- Mission Possible:National Bioethics Commissions Beyond the Conservative/Liberal Divide
What's a National Bioethics Commission to Do? Beyond the Conservative/Liberal Divide
In June 2009, President Obama dissolved his predecessor's President's Council on Bioethics (PCBE), announced the formation of a new President's Commission for the Study of Bioethical Issues (PCSBI), and spurred another round in an ongoing debate about the mission or mandate of a national bioethics commission, its methods, and the criteria by which its work should be judged. Given the contemporary climate for political and moral discourse in this country, one should not be too surprised that this once civil debate has become less so, diminished rather than enriched by sound-bite caricatures of the opposing sides and needlessly pitched between polar positions, one staked out and defended by conservatives and the other by liberals. This is an essay, an attempt, to develop a position beyond the conservative/liberal divide.

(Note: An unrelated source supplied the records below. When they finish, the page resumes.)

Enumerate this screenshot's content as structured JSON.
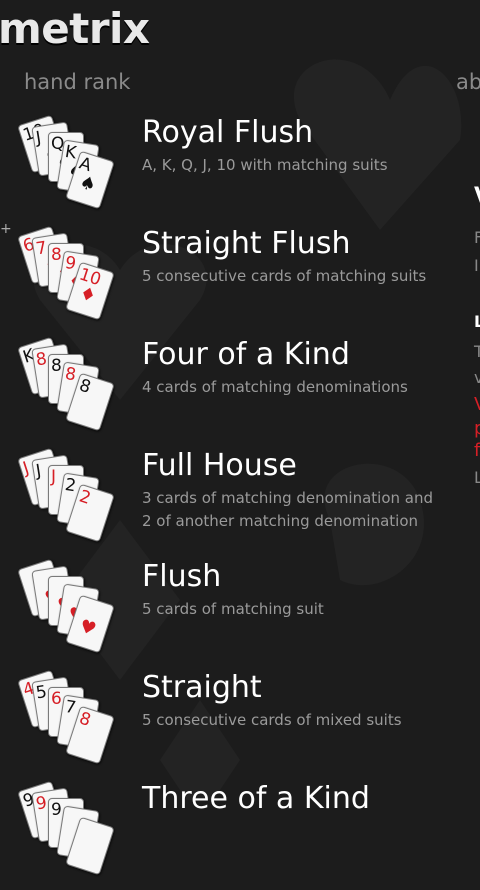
{
  "app": {
    "title": "metrix"
  },
  "pivot": {
    "active": "hand rank",
    "next": "abo"
  },
  "hands": [
    {
      "title": "Royal Flush",
      "desc": "A, K, Q, J, 10 with matching suits",
      "cards": [
        {
          "r": "10",
          "s": "♠",
          "c": "black"
        },
        {
          "r": "J",
          "s": "♠",
          "c": "black"
        },
        {
          "r": "Q",
          "s": "♠",
          "c": "black"
        },
        {
          "r": "K",
          "s": "♠",
          "c": "black"
        },
        {
          "r": "A",
          "s": "♠",
          "c": "black"
        }
      ]
    },
    {
      "title": "Straight Flush",
      "desc": "5 consecutive cards of matching suits",
      "cards": [
        {
          "r": "6",
          "s": "♦",
          "c": "red"
        },
        {
          "r": "7",
          "s": "♦",
          "c": "red"
        },
        {
          "r": "8",
          "s": "♦",
          "c": "red"
        },
        {
          "r": "9",
          "s": "♦",
          "c": "red"
        },
        {
          "r": "10",
          "s": "♦",
          "c": "red"
        }
      ]
    },
    {
      "title": "Four of a Kind",
      "desc": "4 cards of matching denominations",
      "cards": [
        {
          "r": "K",
          "s": "",
          "c": "black"
        },
        {
          "r": "8",
          "s": "",
          "c": "red"
        },
        {
          "r": "8",
          "s": "",
          "c": "black"
        },
        {
          "r": "8",
          "s": "",
          "c": "red"
        },
        {
          "r": "8",
          "s": "",
          "c": "black"
        }
      ]
    },
    {
      "title": "Full House",
      "desc": "3 cards of matching denomination and 2 of another matching denomination",
      "cards": [
        {
          "r": "J",
          "s": "",
          "c": "red"
        },
        {
          "r": "J",
          "s": "",
          "c": "black"
        },
        {
          "r": "J",
          "s": "",
          "c": "red"
        },
        {
          "r": "2",
          "s": "",
          "c": "black"
        },
        {
          "r": "2",
          "s": "",
          "c": "red"
        }
      ]
    },
    {
      "title": "Flush",
      "desc": "5 cards of matching suit",
      "cards": [
        {
          "r": "",
          "s": "♥",
          "c": "red"
        },
        {
          "r": "",
          "s": "♥",
          "c": "red"
        },
        {
          "r": "",
          "s": "♥",
          "c": "red"
        },
        {
          "r": "",
          "s": "♥",
          "c": "red"
        },
        {
          "r": "",
          "s": "♥",
          "c": "red"
        }
      ]
    },
    {
      "title": "Straight",
      "desc": "5 consecutive cards of mixed suits",
      "cards": [
        {
          "r": "4",
          "s": "",
          "c": "red"
        },
        {
          "r": "5",
          "s": "",
          "c": "black"
        },
        {
          "r": "6",
          "s": "",
          "c": "red"
        },
        {
          "r": "7",
          "s": "",
          "c": "black"
        },
        {
          "r": "8",
          "s": "",
          "c": "red"
        }
      ]
    },
    {
      "title": "Three of a Kind",
      "desc": "",
      "cards": [
        {
          "r": "9",
          "s": "",
          "c": "black"
        },
        {
          "r": "9",
          "s": "",
          "c": "red"
        },
        {
          "r": "9",
          "s": "",
          "c": "black"
        },
        {
          "r": "",
          "s": "",
          "c": "black"
        },
        {
          "r": "",
          "s": "",
          "c": "black"
        }
      ]
    }
  ],
  "edge_peek": {
    "texts": [
      {
        "t": "V",
        "c": "#fff"
      },
      {
        "t": "F",
        "c": "#888"
      },
      {
        "t": "I",
        "c": "#888"
      },
      {
        "t": "L",
        "c": "#fff"
      },
      {
        "t": "T",
        "c": "#888"
      },
      {
        "t": "v",
        "c": "#888"
      },
      {
        "t": "V",
        "c": "#d61f26"
      },
      {
        "t": "p",
        "c": "#d61f26"
      },
      {
        "t": "f",
        "c": "#d61f26"
      },
      {
        "t": "L",
        "c": "#888"
      }
    ]
  },
  "colors": {
    "background": "#1c1c1c",
    "accent_red": "#d61f26",
    "muted_text": "#9a9a9a"
  }
}
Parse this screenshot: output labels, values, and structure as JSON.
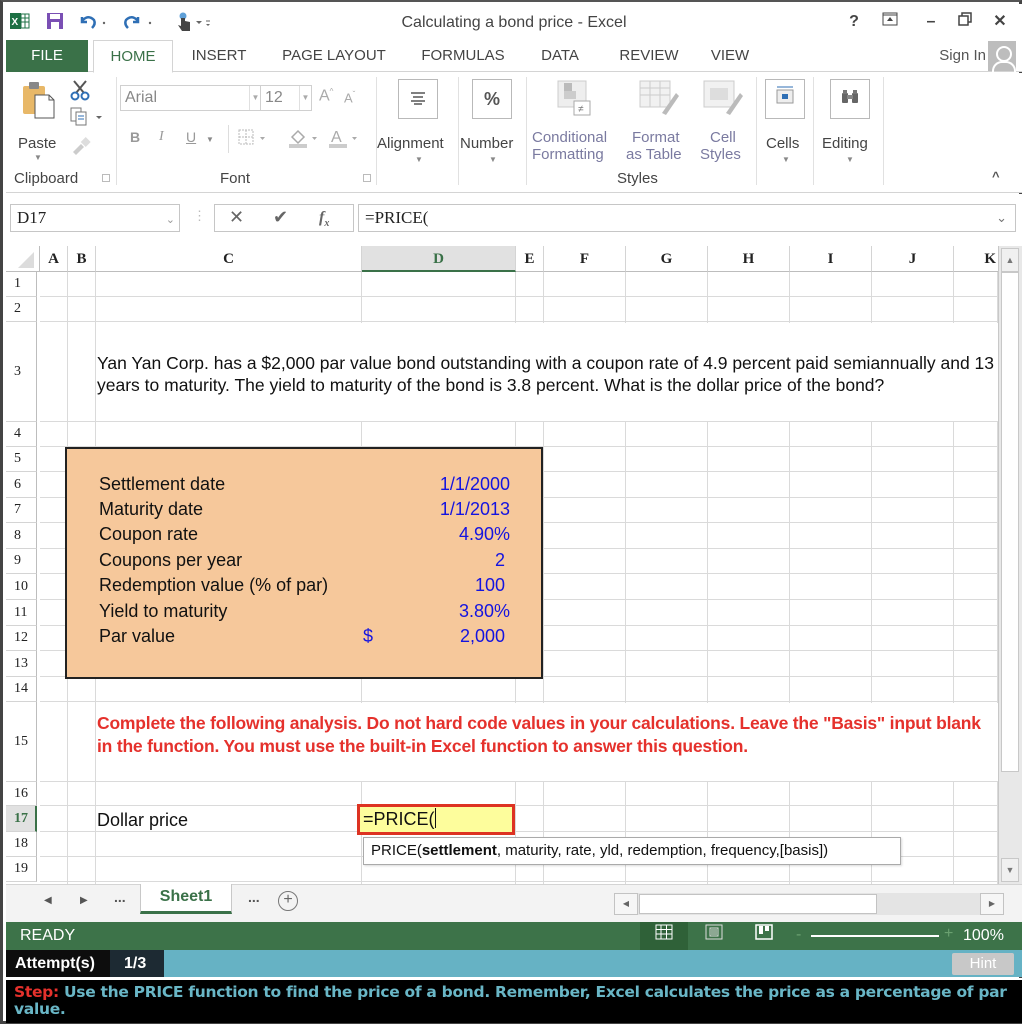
{
  "window": {
    "title": "Calculating a bond price - Excel",
    "controls": {
      "help": "?",
      "ribbon_display": "⤒",
      "minimize": "–",
      "restore": "❐",
      "close": "✕"
    }
  },
  "qat": {
    "icons": [
      "excel-logo-icon",
      "save-icon",
      "undo-icon",
      "redo-icon",
      "touch-mode-icon",
      "customize-qat-icon"
    ]
  },
  "tabs": [
    {
      "label": "FILE"
    },
    {
      "label": "HOME",
      "active": true
    },
    {
      "label": "INSERT"
    },
    {
      "label": "PAGE LAYOUT"
    },
    {
      "label": "FORMULAS"
    },
    {
      "label": "DATA"
    },
    {
      "label": "REVIEW"
    },
    {
      "label": "VIEW"
    }
  ],
  "account": {
    "sign_in": "Sign In"
  },
  "ribbon": {
    "clipboard": {
      "paste": "Paste",
      "group_label": "Clipboard"
    },
    "font": {
      "font_name": "Arial",
      "font_size": "12",
      "bold": "B",
      "italic": "I",
      "underline": "U",
      "group_label": "Font"
    },
    "alignment": {
      "label": "Alignment"
    },
    "number": {
      "label": "Number",
      "icon_text": "%"
    },
    "styles": {
      "conditional_formatting_1": "Conditional",
      "conditional_formatting_2": "Formatting",
      "format_table_1": "Format",
      "format_table_2": "as Table",
      "cell_styles_1": "Cell",
      "cell_styles_2": "Styles",
      "group_label": "Styles"
    },
    "cells": {
      "label": "Cells"
    },
    "editing": {
      "label": "Editing"
    }
  },
  "formula_bar": {
    "name_box": "D17",
    "formula": "=PRICE("
  },
  "grid": {
    "columns": [
      "A",
      "B",
      "C",
      "D",
      "E",
      "F",
      "G",
      "H",
      "I",
      "J",
      "K"
    ],
    "selected_column": "D",
    "rows": [
      "1",
      "2",
      "3",
      "4",
      "5",
      "6",
      "7",
      "8",
      "9",
      "10",
      "11",
      "12",
      "13",
      "14",
      "15",
      "16",
      "17",
      "18",
      "19"
    ],
    "selected_row": "17"
  },
  "sheet": {
    "question": "Yan Yan Corp. has a $2,000 par value bond outstanding with a coupon rate of 4.9 percent paid semiannually and 13 years to maturity. The yield to maturity of the bond is 3.8 percent. What is the dollar price of the bond?",
    "inputs": [
      {
        "label": "Settlement date",
        "value": "1/1/2000"
      },
      {
        "label": "Maturity date",
        "value": "1/1/2013"
      },
      {
        "label": "Coupon rate",
        "value": "4.90%"
      },
      {
        "label": "Coupons per year",
        "value": "2"
      },
      {
        "label": "Redemption value (% of par)",
        "value": "100"
      },
      {
        "label": "Yield to maturity",
        "value": "3.80%"
      },
      {
        "label": "Par value",
        "currency": "$",
        "value": "2,000"
      }
    ],
    "instruction": "Complete the following analysis. Do not hard code values in your calculations.  Leave the \"Basis\" input blank in the function. You must use the built-in Excel function to answer this question.",
    "answer_label": "Dollar price",
    "answer_cell": "=PRICE(",
    "tooltip": {
      "fn": "PRICE(",
      "current_arg": "settlement",
      "rest": ", maturity, rate, yld, redemption, frequency,[basis])"
    }
  },
  "sheet_tabs": {
    "ellipsis_left": "...",
    "active": "Sheet1",
    "ellipsis_right": "...",
    "add": "+"
  },
  "status": {
    "mode": "READY",
    "zoom": "100%",
    "zoom_minus": "-",
    "zoom_plus": "+"
  },
  "assessment": {
    "attempts_label": "Attempt(s)",
    "attempts_value": "1/3",
    "hint": "Hint",
    "step_prefix": "Step:",
    "step_text": " Use the PRICE function to find the price of a bond. Remember, Excel calculates the price as a percentage of par value."
  },
  "colors": {
    "excel_green": "#3a7148",
    "status_green": "#3d7349",
    "input_blue": "#1414e0",
    "instruction_red": "#e5312c",
    "box_fill": "#f6c89b",
    "attempt_bar": "#66b2c4",
    "step_text": "#69b6c6"
  }
}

In simplified form, the conservative position is that a commission's mandate is to deliberate about fundamental philosophical questions generated by advances in biotechnology and by evolving practices in health care and biomedical research—questions about the ends of human life, human dignity and human flourishing. Shunning consensus as a goal, a commission should seek instead to elucidate the differing, often conflicting views of these ends and thereby enlighten the public and policymakers. The liberal position is that a commission's mission is to deliberate on bioethical questions with the eminently practical aim of achieving a consensus, thereby modeling the processes by which citizens in a liberal pluralistic democracy can and should deliberate together on these same questions. And, through the attainment of consensus, a commission should provide an ethically secure, politically legitimate basis for public policy.
Within the constraints of this either/or of seemingly irreconcilable positions, one is either for or against consensus. One is either for or against deliberation on fundamentally philosophical questions. One is either for or against the claim that a commission should contribute to the practical process of ethically enlightened policy making. In this essay, I attempt to defend a third position, unfettered by these constraints. From the perspective that informs my attempt, the dichotomy of conservative and liberal standpoints on the question of a commission's proper mandate appears false and over-determined—over-determined, that is, by the polarized character of contemporary political discourse and by the often strident controversy that surrounded the PCBE, generating critics and defenders who give no quarter to their opposition.
As for the substance of my position, it is informed by scholarly engagement with the theory and history of public bioethics and by personal experience, for I served, from January 2006 to September 2009, as PCBE's executive director. I set out from the basic observation that in the U.S., bioethics commissions have been, and should continue to be responsive to different needs—needs of the public and policymakers and for ethical advice. A commission can provide that advice in different forms, depending upon the specific need. The specific need determines the form of the advice rendered as well as the method and goal of a commission's deliberations. Thus, a commission should not be restricted to a particular process or goal and should, instead, have the flexibility to adapt these to the specific need for the advice it is called upon to give. Despite the rhetoric of today's debate, this sort of flexibility is observable in the actual practices of recent bioethics commissions, including the PCBE.
My position, however, imposes three necessary conditions on the rendering of that advice by a bioethics commission. First, in deliberating with the aim of providing the needed advice, even if the need is for "practical policy options," a commission must reckon with philosophical fundamentals, with ends as well as means, with often conflicting visions of what is good, right, and just.1 Second, the advice rendered should be responsive to a need explicitly identified and articulated by the President (or by his surrogates in the executive branch). The executive order that established PCBE and the more recent order creating PCSBI contain nearly identical second sections stating that the...